34. In conclusion, Islamic finance has much in common with the objectives of regulation of the financial system and offers much in terms of promoting financial stability through its inherent prudent and socially-conscious orientation. This will pave the way for the Islamic financial services industry to eventually evolve as an integral component of the international financial system and to contribute to society in a meaningful and productive manner. The Islamic financial system will bring benefit not just among Muslims but to the rest of humanity, Insyaallah.

Thank you

1 The Cerulli Report, November 2008
2 With many firsts –
  (i) First sovereign 5 year global sukuk of US$600 million in 2002 (Govt. of Malaysia);
  (ii) First global sukuk of USD150 million issued by Guthrie Berhad in 2001;
  (iii) First Islamic residential mortgage backed securities issued by Cagamas Berhad in 2005;
  (iv) First Islamic Ringgit bond issuance of RM500 million by a multilateral financial institution in 2005 ( International Finance Corporation);
  (v) First listed Islamic Real Estate Investment Trust in 2006; and
  (vi) First Islamic structured product in 2007
  And, with landmark issues such as –
  (i) Largest sukuk funding programme of RM60 billion by Cagamas;
  (ii) Largest corporate sukuk of RM15.4 billion by Binariang GSM;
  (iii) Largest exchangeable sukuk of USD850 million by Khazanah;

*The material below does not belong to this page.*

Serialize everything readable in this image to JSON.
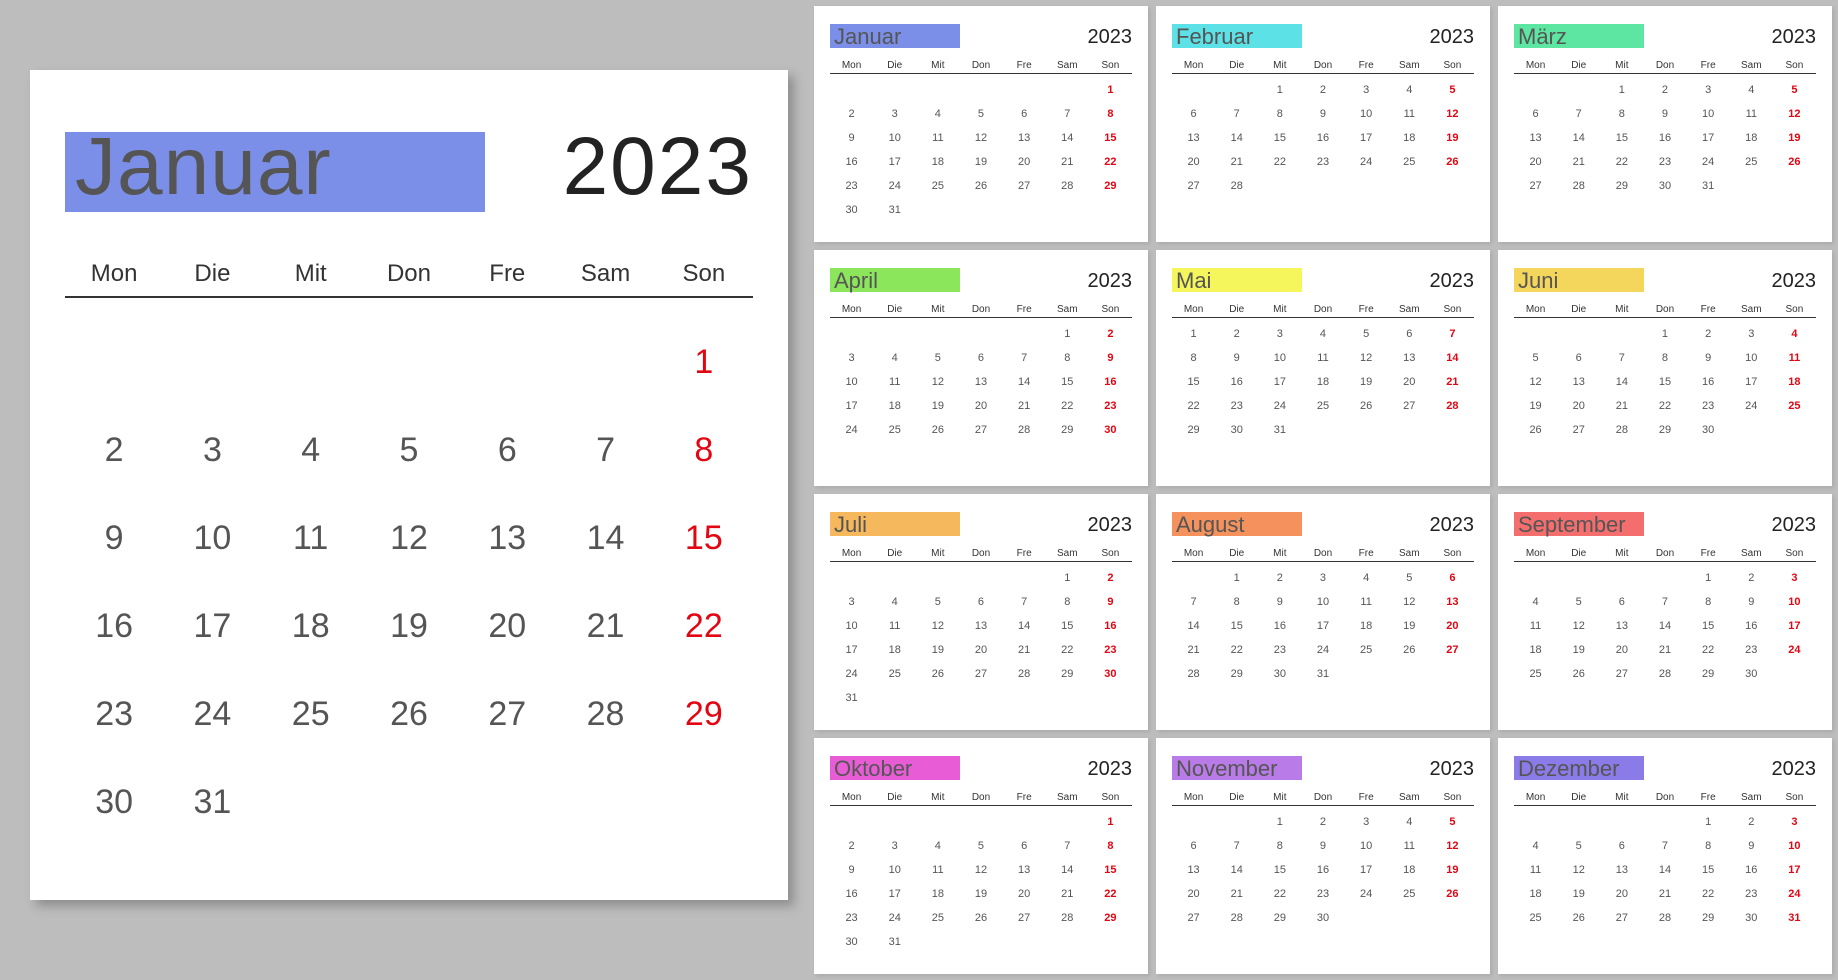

  (iv) RM3 billion Islamic stapled income securities by Telekom and Hijrah Pertama; and
  (v) First Asian Islamic ETF launched by i-Valuecap Management in 2008